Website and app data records
· · · · · · ·

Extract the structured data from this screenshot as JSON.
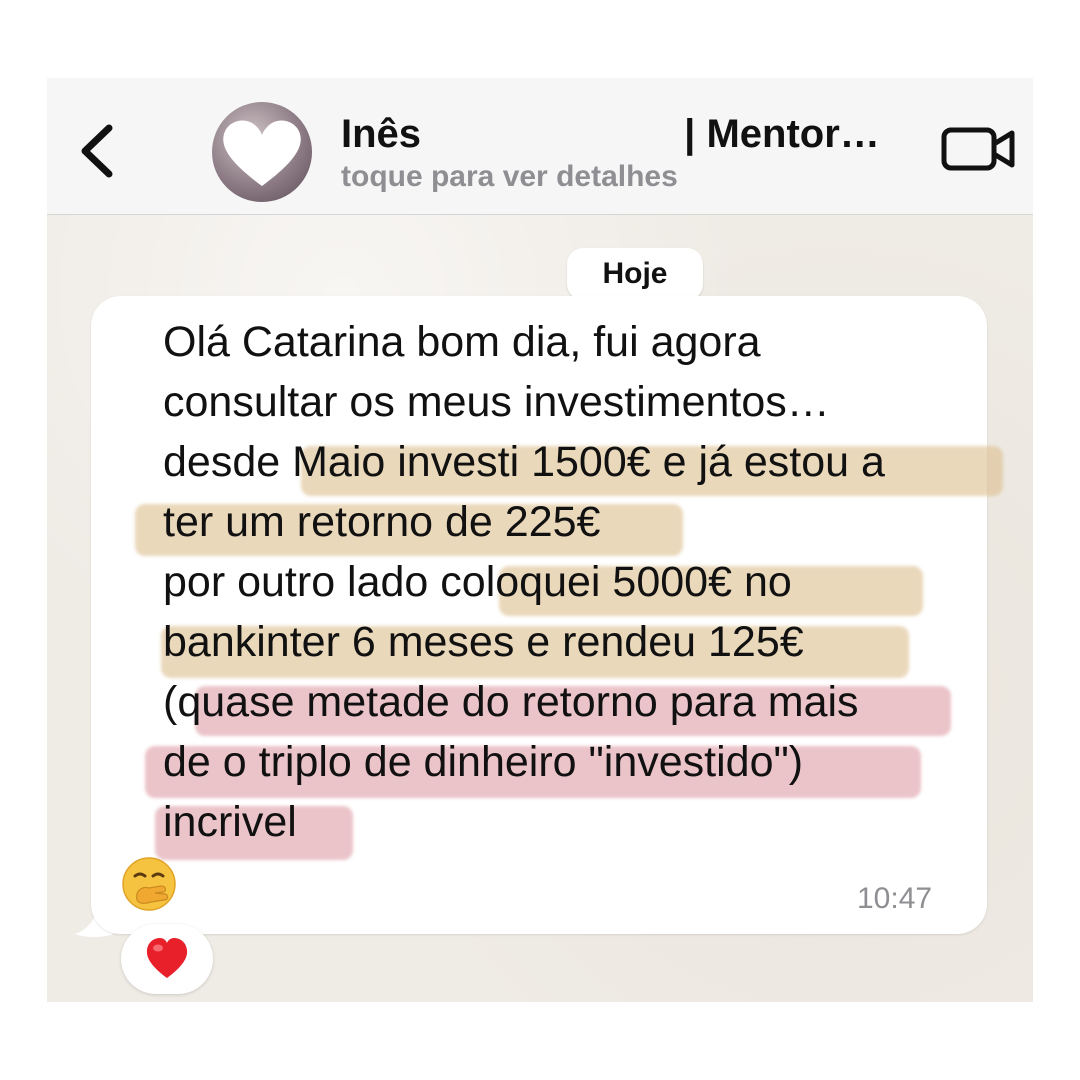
{
  "header": {
    "back_icon": "chevron-left-icon",
    "contact_name_visible": "Inês",
    "contact_name_suffix": "| Mentor…",
    "subtitle": "toque para ver detalhes",
    "video_icon": "video-camera-icon",
    "avatar_icon": "heart-icon"
  },
  "chat": {
    "date_label": "Hoje",
    "message": {
      "lines": [
        "Olá Catarina bom dia, fui agora",
        "consultar os meus investimentos…",
        "desde Maio investi 1500€ e já estou a",
        "ter um retorno de 225€",
        "por outro lado coloquei 5000€ no",
        "bankinter 6 meses e rendeu 125€",
        "(quase metade do retorno para mais",
        "de o triplo de dinheiro \"investido\")",
        "incrivel"
      ],
      "emoji": "🤭",
      "time": "10:47",
      "highlight_colors": {
        "tan": "#ddc092",
        "pink": "#dfa0a8"
      }
    },
    "reaction": {
      "emoji": "❤️",
      "icon": "heart-reaction-icon"
    }
  }
}
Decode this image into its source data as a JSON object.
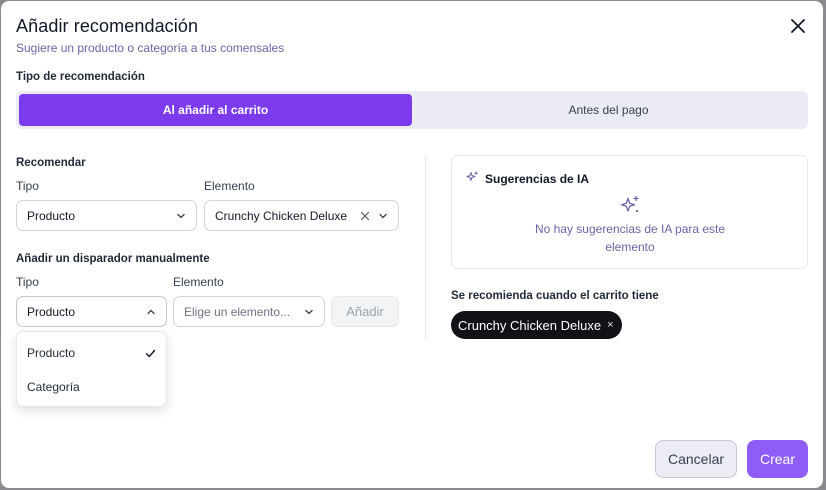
{
  "dialog": {
    "title": "Añadir recomendación",
    "subtitle": "Sugiere un producto o categoría a tus comensales"
  },
  "recommendation_type": {
    "label": "Tipo de recomendación",
    "options": [
      {
        "label": "Al añadir al carrito",
        "active": true
      },
      {
        "label": "Antes del pago",
        "active": false
      }
    ]
  },
  "recommend": {
    "section_label": "Recomendar",
    "type_label": "Tipo",
    "type_value": "Producto",
    "element_label": "Elemento",
    "element_value": "Crunchy Chicken Deluxe"
  },
  "manual_trigger": {
    "section_label": "Añadir un disparador manualmente",
    "type_label": "Tipo",
    "type_value": "Producto",
    "element_label": "Elemento",
    "element_placeholder": "Elige un elemento...",
    "add_button": "Añadir",
    "dropdown_options": [
      {
        "label": "Producto",
        "selected": true
      },
      {
        "label": "Categoría",
        "selected": false
      }
    ]
  },
  "ai_suggestions": {
    "title": "Sugerencias de IA",
    "empty_text": "No hay sugerencias de IA para este elemento"
  },
  "cart_trigger": {
    "label": "Se recomienda cuando el carrito tiene",
    "chip": "Crunchy Chicken Deluxe",
    "chip_remove": "×"
  },
  "footer": {
    "cancel": "Cancelar",
    "create": "Crear"
  },
  "colors": {
    "accent": "#7c3aed",
    "create_button": "#8f5cf7",
    "chip_bg": "#111118",
    "segment_bg": "#ebebf3"
  },
  "icons": {
    "close": "close-icon",
    "chevron_down": "chevron-down-icon",
    "chevron_up": "chevron-up-icon",
    "clear": "clear-icon",
    "sparkles": "sparkles-icon",
    "check": "check-icon"
  }
}
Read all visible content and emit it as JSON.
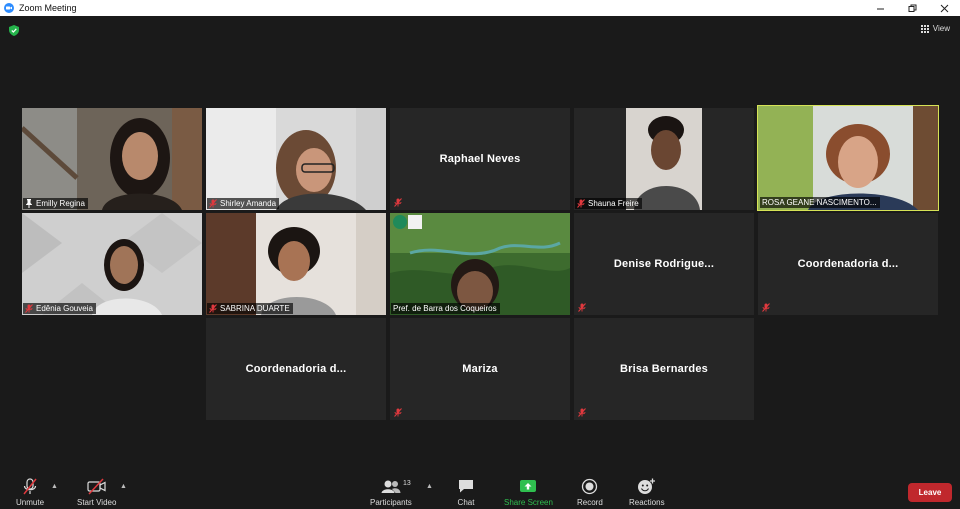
{
  "window": {
    "title": "Zoom Meeting",
    "app_icon": "zoom-camera-icon"
  },
  "top_bar": {
    "security_icon": "shield-check-icon",
    "view_label": "View"
  },
  "participants": [
    {
      "name": "Emilly Regina",
      "type": "video",
      "icon": "pin-icon"
    },
    {
      "name": "Shirley Amanda",
      "type": "video",
      "icon": "mic-muted-icon"
    },
    {
      "name": "Raphael Neves",
      "type": "name",
      "icon": "mic-muted-icon"
    },
    {
      "name": "Shauna Freire",
      "type": "video",
      "icon": "mic-muted-icon"
    },
    {
      "name": "ROSA GEANE NASCIMENTO...",
      "type": "video",
      "active_speaker": true
    },
    {
      "name": "Edênia Gouveia",
      "type": "video",
      "icon": "mic-muted-icon"
    },
    {
      "name": "SABRINA DUARTE",
      "type": "video",
      "icon": "mic-muted-icon"
    },
    {
      "name": "Pref. de Barra dos Coqueiros",
      "type": "video"
    },
    {
      "name": "Denise  Rodrigue...",
      "type": "name",
      "icon": "mic-muted-icon"
    },
    {
      "name": "Coordenadoria  d...",
      "type": "name",
      "icon": "mic-muted-icon"
    },
    {
      "name": "Coordenadoria  d...",
      "type": "name"
    },
    {
      "name": "Mariza",
      "type": "name",
      "icon": "mic-muted-icon"
    },
    {
      "name": "Brisa Bernardes",
      "type": "name",
      "icon": "mic-muted-icon"
    }
  ],
  "toolbar": {
    "unmute_label": "Unmute",
    "start_video_label": "Start Video",
    "participants_label": "Participants",
    "participants_count": "13",
    "chat_label": "Chat",
    "share_screen_label": "Share Screen",
    "record_label": "Record",
    "reactions_label": "Reactions",
    "leave_label": "Leave"
  },
  "colors": {
    "background": "#1a1a1a",
    "tile": "#262626",
    "active_speaker_border": "#d6e356",
    "share_green": "#2fbf4f",
    "leave_red": "#c0282d",
    "mute_red": "#e0393e"
  }
}
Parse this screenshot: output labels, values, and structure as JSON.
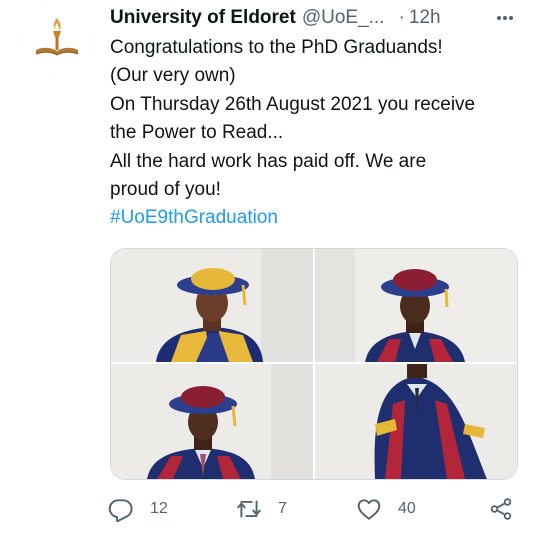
{
  "tweet": {
    "author_name": "University of Eldoret",
    "author_handle": "@UoE_...",
    "separator": "·",
    "time": "12h",
    "text_lines": [
      "Congratulations to the PhD Graduands!",
      "(Our very own)",
      "On Thursday 26th August 2021 you receive",
      "the Power to Read...",
      "All the hard work has paid off. We are",
      "proud of you!"
    ],
    "hashtag": "#UoE9thGraduation"
  },
  "actions": {
    "reply_count": "12",
    "retweet_count": "7",
    "like_count": "40"
  },
  "icons": {
    "more": "more-horizontal-icon",
    "reply": "reply-icon",
    "retweet": "retweet-icon",
    "like": "heart-icon",
    "share": "share-icon"
  },
  "colors": {
    "link": "#1d9bf0",
    "secondary_text": "#536471",
    "border": "#cfd9de"
  }
}
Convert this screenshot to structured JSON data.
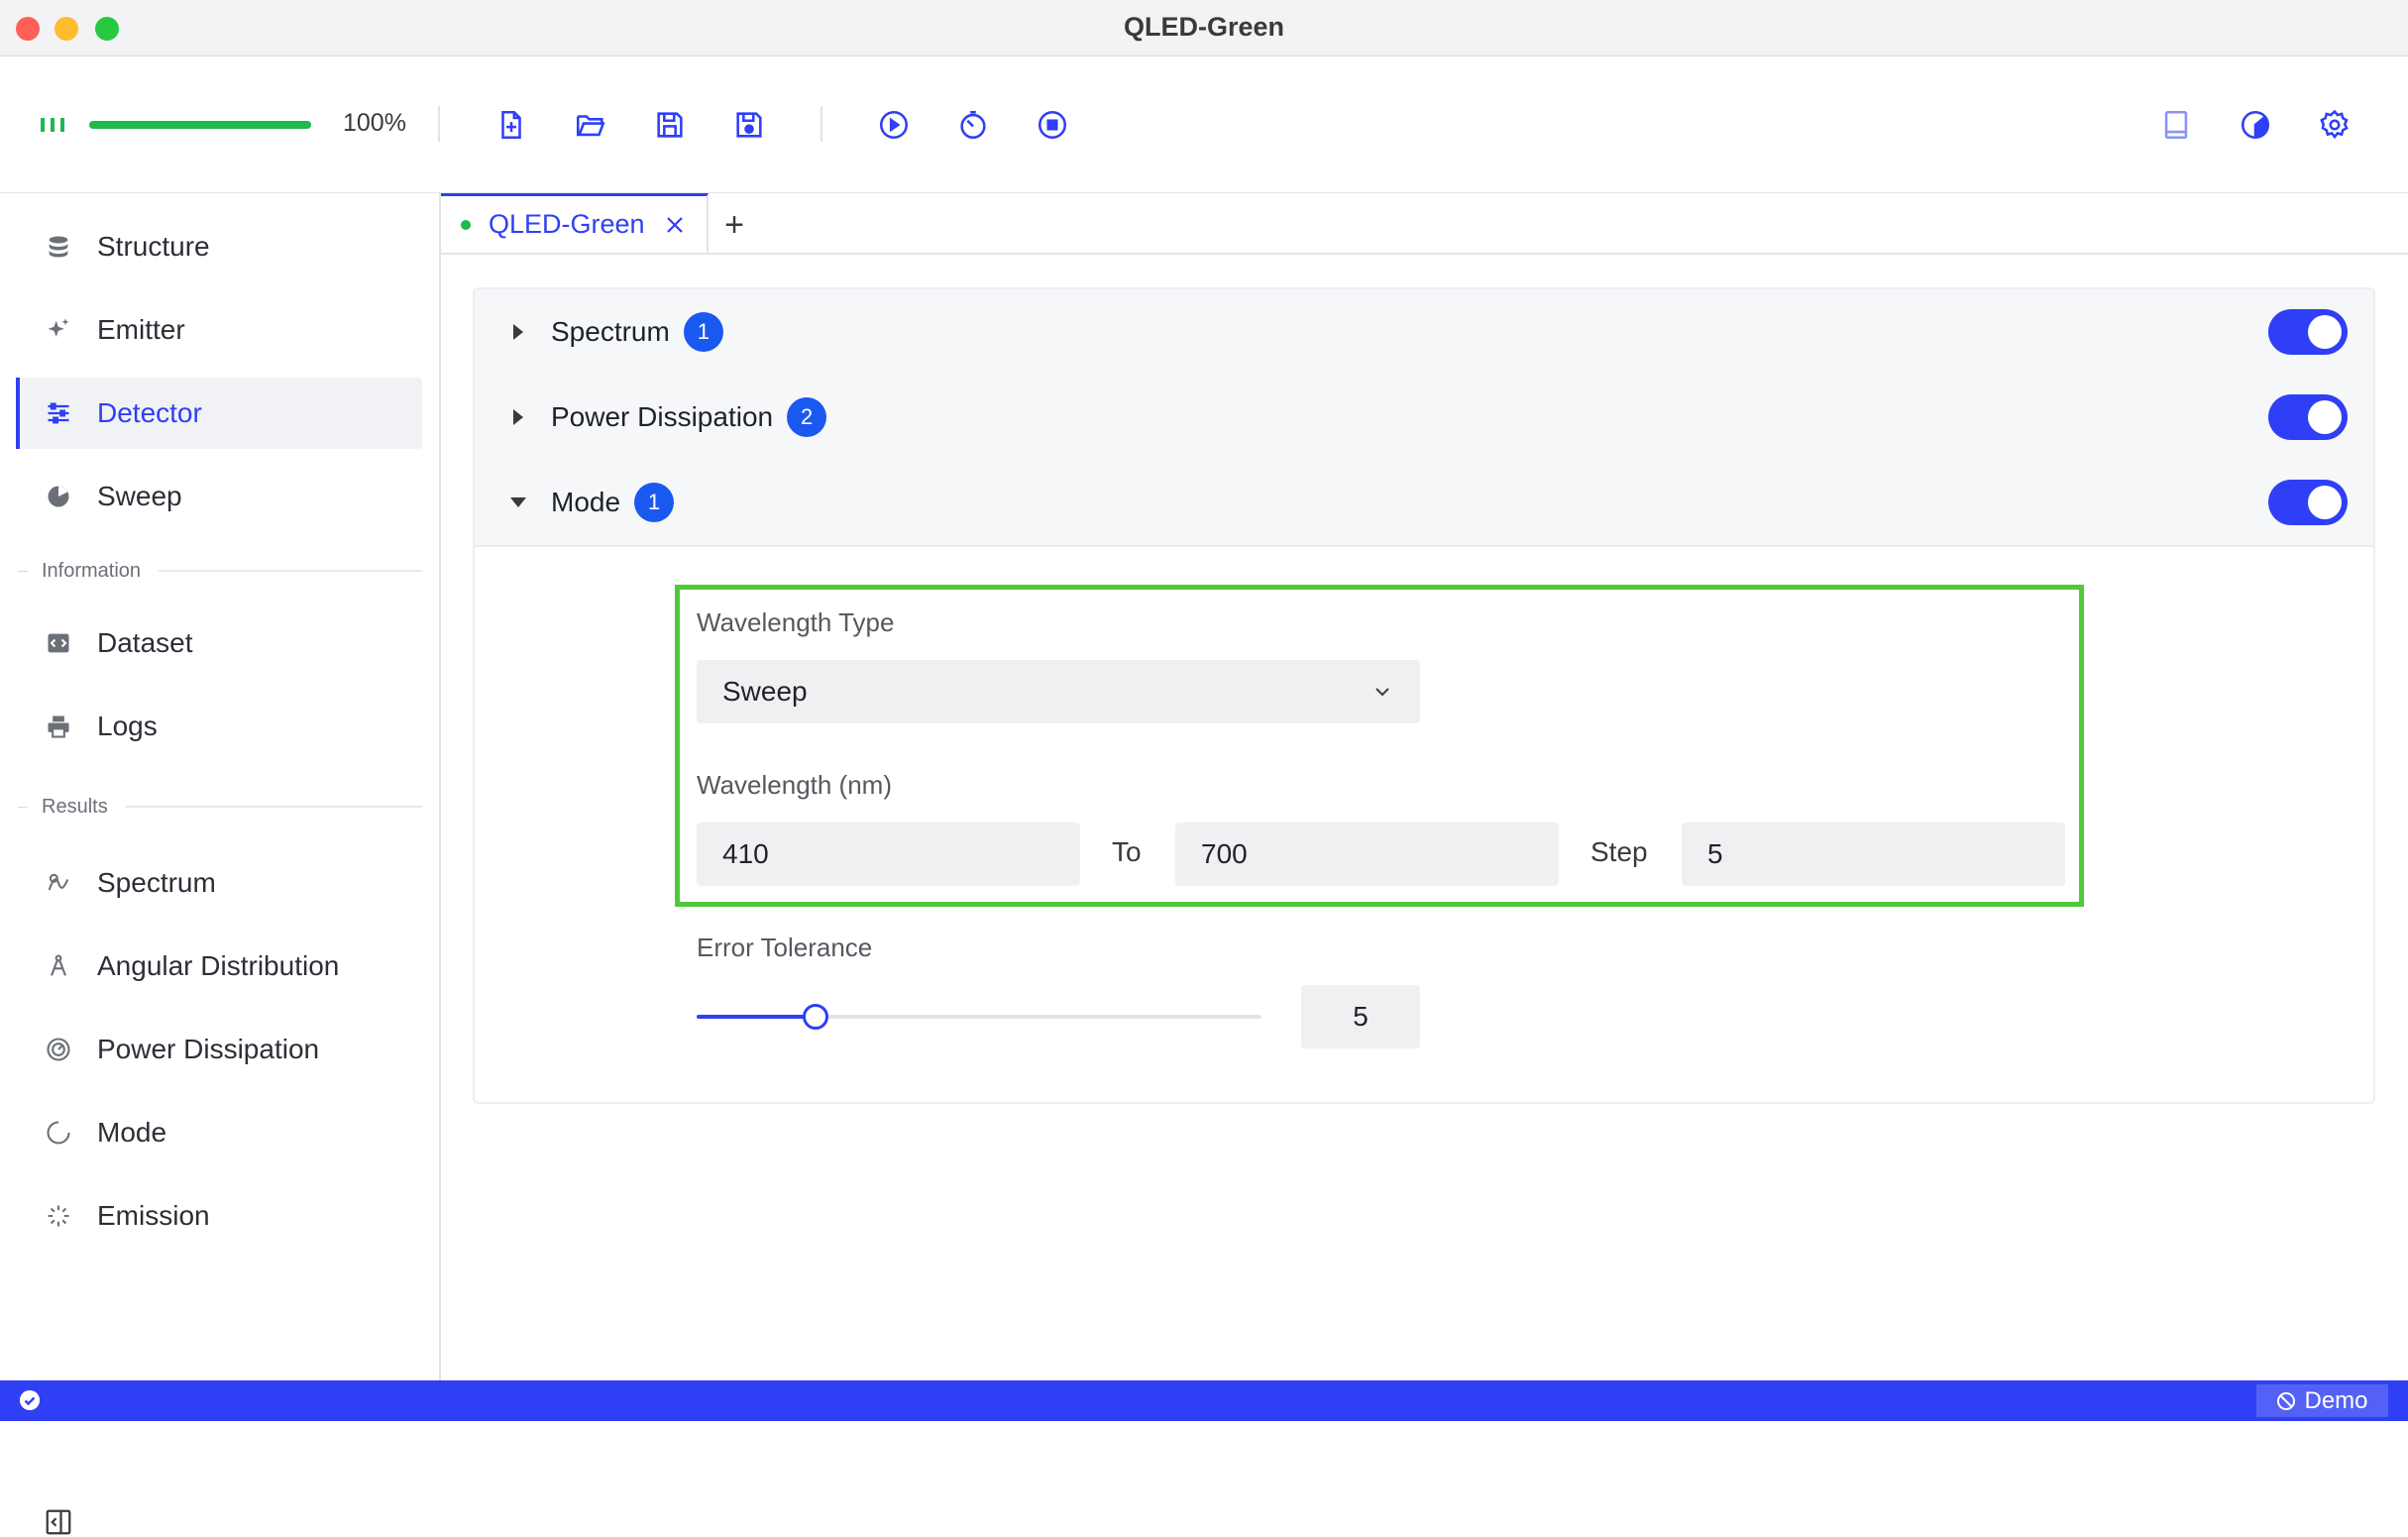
{
  "window": {
    "title": "QLED-Green"
  },
  "toolbar": {
    "progress_value": 1.0,
    "progress_text": "100%",
    "icons": [
      "new-file-icon",
      "open-folder-icon",
      "save-icon",
      "save-as-icon",
      "run-icon",
      "timer-icon",
      "stop-icon",
      "book-icon",
      "theme-icon",
      "settings-icon"
    ]
  },
  "sidebar": {
    "items": [
      {
        "label": "Structure",
        "icon": "database-icon"
      },
      {
        "label": "Emitter",
        "icon": "sparkle-icon"
      },
      {
        "label": "Detector",
        "icon": "sliders-icon",
        "active": true
      },
      {
        "label": "Sweep",
        "icon": "pie-icon"
      }
    ],
    "section_information": "Information",
    "information_items": [
      {
        "label": "Dataset",
        "icon": "code-icon"
      },
      {
        "label": "Logs",
        "icon": "printer-icon"
      }
    ],
    "section_results": "Results",
    "result_items": [
      {
        "label": "Spectrum",
        "icon": "spectrum-icon"
      },
      {
        "label": "Angular Distribution",
        "icon": "compass-icon"
      },
      {
        "label": "Power Dissipation",
        "icon": "gauge-icon"
      },
      {
        "label": "Mode",
        "icon": "loading-circle-icon"
      },
      {
        "label": "Emission",
        "icon": "burst-icon"
      }
    ]
  },
  "tabs": {
    "active_label": "QLED-Green",
    "add_label": "+"
  },
  "sections": [
    {
      "title": "Spectrum",
      "badge": "1",
      "enabled": true,
      "expanded": false
    },
    {
      "title": "Power Dissipation",
      "badge": "2",
      "enabled": true,
      "expanded": false
    },
    {
      "title": "Mode",
      "badge": "1",
      "enabled": true,
      "expanded": true
    }
  ],
  "mode_form": {
    "wavelength_type_label": "Wavelength Type",
    "wavelength_type_value": "Sweep",
    "wavelength_label": "Wavelength (nm)",
    "from_value": "410",
    "to_label": "To",
    "to_value": "700",
    "step_label": "Step",
    "step_value": "5",
    "error_tolerance_label": "Error Tolerance",
    "error_tolerance_value": "5",
    "error_tolerance_fraction": 0.21
  },
  "statusbar": {
    "demo_label": "Demo"
  },
  "colors": {
    "accent": "#2f3ff5",
    "success": "#1fb84f",
    "highlight": "#4fc93a",
    "badge": "#1a59f0"
  }
}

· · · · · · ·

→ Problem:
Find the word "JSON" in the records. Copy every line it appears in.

→ Your solution:
Extract the structured data from this screenshot as JSON.
Decode this image into its source data as a JSON object.
Read all visible content and emit it as JSON.
Parse this screenshot: output labels, values, and structure as JSON.
Convert this screenshot to structured JSON data.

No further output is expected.